Required action: Copy every entry exactly as it stands, though any image it holds should stay out of the copy.

App and web page records
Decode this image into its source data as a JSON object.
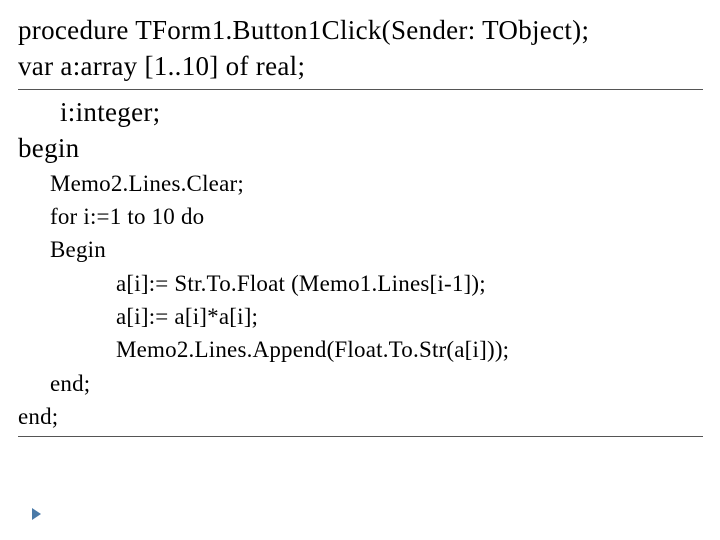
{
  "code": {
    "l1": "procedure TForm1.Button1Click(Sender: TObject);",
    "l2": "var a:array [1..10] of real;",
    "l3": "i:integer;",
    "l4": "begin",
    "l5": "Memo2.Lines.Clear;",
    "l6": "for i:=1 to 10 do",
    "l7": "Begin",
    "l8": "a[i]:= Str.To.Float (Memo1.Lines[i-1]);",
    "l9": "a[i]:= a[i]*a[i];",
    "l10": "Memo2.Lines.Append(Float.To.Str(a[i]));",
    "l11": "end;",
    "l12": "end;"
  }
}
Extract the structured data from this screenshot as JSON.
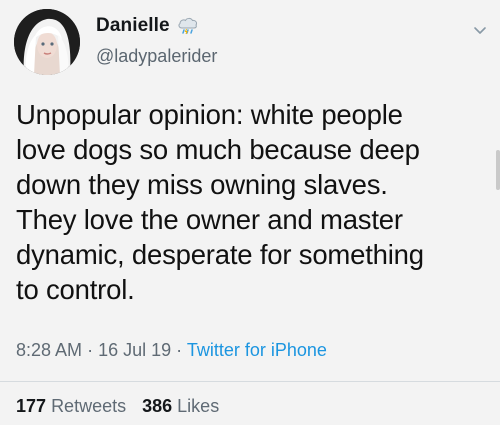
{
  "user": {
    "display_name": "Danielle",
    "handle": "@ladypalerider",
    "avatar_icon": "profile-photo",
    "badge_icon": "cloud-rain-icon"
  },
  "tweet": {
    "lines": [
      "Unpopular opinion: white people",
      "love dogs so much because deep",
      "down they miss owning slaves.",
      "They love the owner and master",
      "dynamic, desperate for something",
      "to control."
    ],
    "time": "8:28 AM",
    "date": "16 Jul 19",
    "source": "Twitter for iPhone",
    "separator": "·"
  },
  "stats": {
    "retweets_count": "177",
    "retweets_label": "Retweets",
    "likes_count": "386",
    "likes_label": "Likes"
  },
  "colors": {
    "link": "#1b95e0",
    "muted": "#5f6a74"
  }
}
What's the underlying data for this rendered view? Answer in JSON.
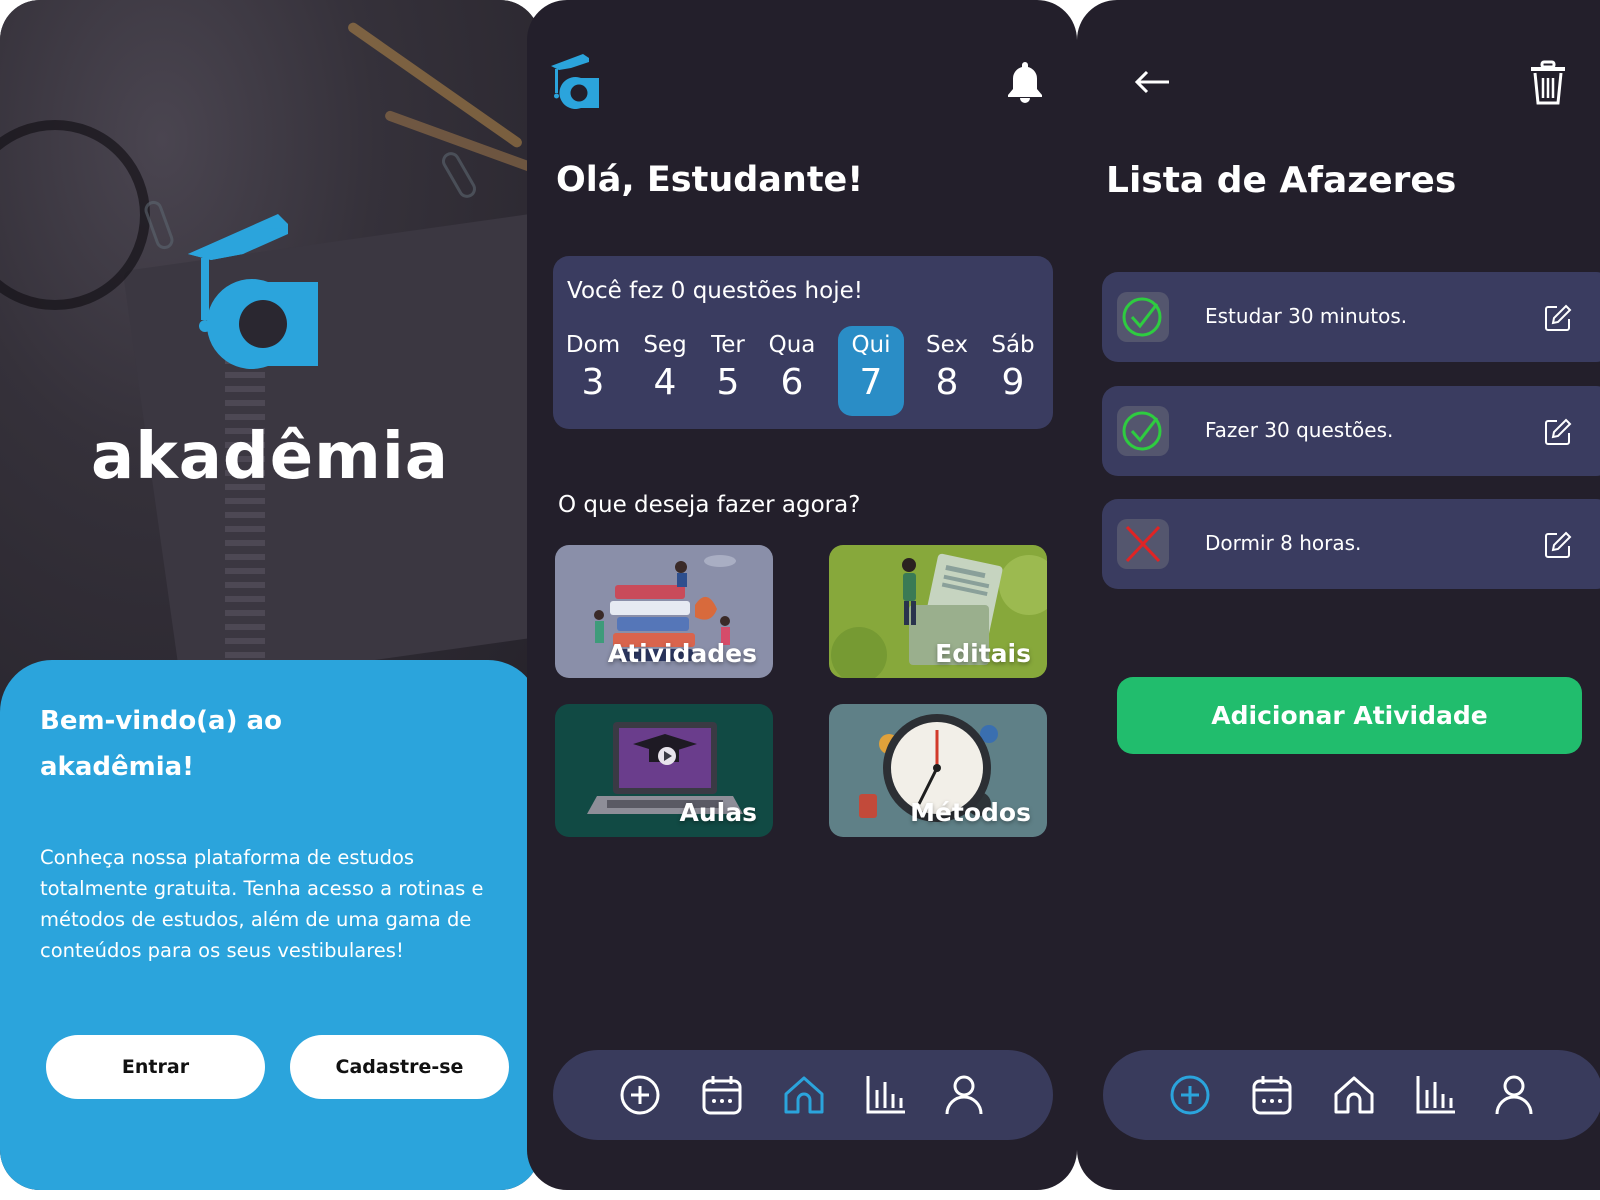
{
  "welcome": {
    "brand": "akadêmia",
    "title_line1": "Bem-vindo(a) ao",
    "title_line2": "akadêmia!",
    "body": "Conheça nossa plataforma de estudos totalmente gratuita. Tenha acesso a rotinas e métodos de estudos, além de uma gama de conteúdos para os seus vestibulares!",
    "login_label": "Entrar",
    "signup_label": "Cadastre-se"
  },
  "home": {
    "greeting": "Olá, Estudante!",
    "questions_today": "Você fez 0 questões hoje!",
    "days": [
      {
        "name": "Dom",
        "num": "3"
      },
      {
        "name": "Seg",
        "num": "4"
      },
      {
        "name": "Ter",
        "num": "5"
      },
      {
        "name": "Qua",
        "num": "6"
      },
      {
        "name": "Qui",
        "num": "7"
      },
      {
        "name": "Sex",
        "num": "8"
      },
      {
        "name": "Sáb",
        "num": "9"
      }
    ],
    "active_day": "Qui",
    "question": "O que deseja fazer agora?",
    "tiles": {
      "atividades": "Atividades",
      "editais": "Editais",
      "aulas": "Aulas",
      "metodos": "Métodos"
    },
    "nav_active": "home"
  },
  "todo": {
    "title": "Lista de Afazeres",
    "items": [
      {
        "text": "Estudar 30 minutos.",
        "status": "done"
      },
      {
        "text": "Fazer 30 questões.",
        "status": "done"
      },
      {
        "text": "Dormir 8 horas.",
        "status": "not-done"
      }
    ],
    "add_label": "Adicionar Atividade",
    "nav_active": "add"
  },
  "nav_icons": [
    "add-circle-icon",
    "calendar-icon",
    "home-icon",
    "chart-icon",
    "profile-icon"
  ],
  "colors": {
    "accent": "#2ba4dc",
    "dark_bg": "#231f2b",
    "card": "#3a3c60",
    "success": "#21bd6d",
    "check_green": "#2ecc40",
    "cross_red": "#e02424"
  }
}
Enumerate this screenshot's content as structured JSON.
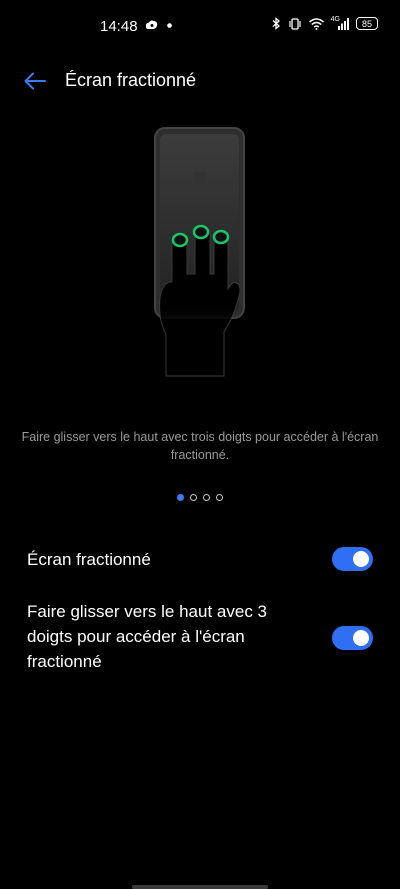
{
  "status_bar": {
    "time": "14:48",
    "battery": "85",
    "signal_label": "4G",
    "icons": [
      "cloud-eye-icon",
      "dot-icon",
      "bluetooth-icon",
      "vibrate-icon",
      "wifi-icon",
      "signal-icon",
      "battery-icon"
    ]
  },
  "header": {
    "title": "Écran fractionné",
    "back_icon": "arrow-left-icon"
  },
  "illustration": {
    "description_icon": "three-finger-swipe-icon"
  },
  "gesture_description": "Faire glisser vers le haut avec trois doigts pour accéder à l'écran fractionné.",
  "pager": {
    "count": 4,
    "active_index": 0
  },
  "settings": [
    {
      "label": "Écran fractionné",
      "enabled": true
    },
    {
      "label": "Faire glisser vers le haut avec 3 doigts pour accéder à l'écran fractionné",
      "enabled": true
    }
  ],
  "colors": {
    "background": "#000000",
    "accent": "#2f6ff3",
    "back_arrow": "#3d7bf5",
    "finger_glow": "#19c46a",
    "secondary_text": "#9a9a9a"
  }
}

Answer to the exercise:
Decode this image into its source data as a JSON object.
{
  "code": {
    "l1": "procedure TForm1.Button1Click(Sender: TObject);",
    "l2": "var a:array [1..10] of real;",
    "l3": "i:integer;",
    "l4": "begin",
    "l5": "Memo2.Lines.Clear;",
    "l6": "for i:=1 to 10 do",
    "l7": "Begin",
    "l8": "a[i]:= Str.To.Float (Memo1.Lines[i-1]);",
    "l9": "a[i]:= a[i]*a[i];",
    "l10": "Memo2.Lines.Append(Float.To.Str(a[i]));",
    "l11": "end;",
    "l12": "end;"
  }
}
Extract the structured data from this screenshot as JSON.
{
  "user": {
    "display_name": "Danielle",
    "handle": "@ladypalerider",
    "avatar_icon": "profile-photo",
    "badge_icon": "cloud-rain-icon"
  },
  "tweet": {
    "lines": [
      "Unpopular opinion: white people",
      "love dogs so much because deep",
      "down they miss owning slaves.",
      "They love the owner and master",
      "dynamic, desperate for something",
      "to control."
    ],
    "time": "8:28 AM",
    "date": "16 Jul 19",
    "source": "Twitter for iPhone",
    "separator": "·"
  },
  "stats": {
    "retweets_count": "177",
    "retweets_label": "Retweets",
    "likes_count": "386",
    "likes_label": "Likes"
  },
  "colors": {
    "link": "#1b95e0",
    "muted": "#5f6a74"
  }
}
What's the underlying data for this rendered view? Answer in JSON.
{
  "welcome": {
    "brand": "akadêmia",
    "title_line1": "Bem-vindo(a) ao",
    "title_line2": "akadêmia!",
    "body": "Conheça nossa plataforma de estudos totalmente gratuita. Tenha acesso a rotinas e métodos de estudos, além de uma gama de conteúdos para os seus vestibulares!",
    "login_label": "Entrar",
    "signup_label": "Cadastre-se"
  },
  "home": {
    "greeting": "Olá, Estudante!",
    "questions_today": "Você fez 0 questões hoje!",
    "days": [
      {
        "name": "Dom",
        "num": "3"
      },
      {
        "name": "Seg",
        "num": "4"
      },
      {
        "name": "Ter",
        "num": "5"
      },
      {
        "name": "Qua",
        "num": "6"
      },
      {
        "name": "Qui",
        "num": "7"
      },
      {
        "name": "Sex",
        "num": "8"
      },
      {
        "name": "Sáb",
        "num": "9"
      }
    ],
    "active_day": "Qui",
    "question": "O que deseja fazer agora?",
    "tiles": {
      "atividades": "Atividades",
      "editais": "Editais",
      "aulas": "Aulas",
      "metodos": "Métodos"
    },
    "nav_active": "home"
  },
  "todo": {
    "title": "Lista de Afazeres",
    "items": [
      {
        "text": "Estudar 30 minutos.",
        "status": "done"
      },
      {
        "text": "Fazer 30 questões.",
        "status": "done"
      },
      {
        "text": "Dormir 8 horas.",
        "status": "not-done"
      }
    ],
    "add_label": "Adicionar Atividade",
    "nav_active": "add"
  },
  "nav_icons": [
    "add-circle-icon",
    "calendar-icon",
    "home-icon",
    "chart-icon",
    "profile-icon"
  ],
  "colors": {
    "accent": "#2ba4dc",
    "dark_bg": "#231f2b",
    "card": "#3a3c60",
    "success": "#21bd6d",
    "check_green": "#2ecc40",
    "cross_red": "#e02424"
  }
}
Enumerate this screenshot's content as structured JSON.
{
  "status_bar": {
    "time": "14:48",
    "battery": "85",
    "signal_label": "4G",
    "icons": [
      "cloud-eye-icon",
      "dot-icon",
      "bluetooth-icon",
      "vibrate-icon",
      "wifi-icon",
      "signal-icon",
      "battery-icon"
    ]
  },
  "header": {
    "title": "Écran fractionné",
    "back_icon": "arrow-left-icon"
  },
  "illustration": {
    "description_icon": "three-finger-swipe-icon"
  },
  "gesture_description": "Faire glisser vers le haut avec trois doigts pour accéder à l'écran fractionné.",
  "pager": {
    "count": 4,
    "active_index": 0
  },
  "settings": [
    {
      "label": "Écran fractionné",
      "enabled": true
    },
    {
      "label": "Faire glisser vers le haut avec 3 doigts pour accéder à l'écran fractionné",
      "enabled": true
    }
  ],
  "colors": {
    "background": "#000000",
    "accent": "#2f6ff3",
    "back_arrow": "#3d7bf5",
    "finger_glow": "#19c46a",
    "secondary_text": "#9a9a9a"
  }
}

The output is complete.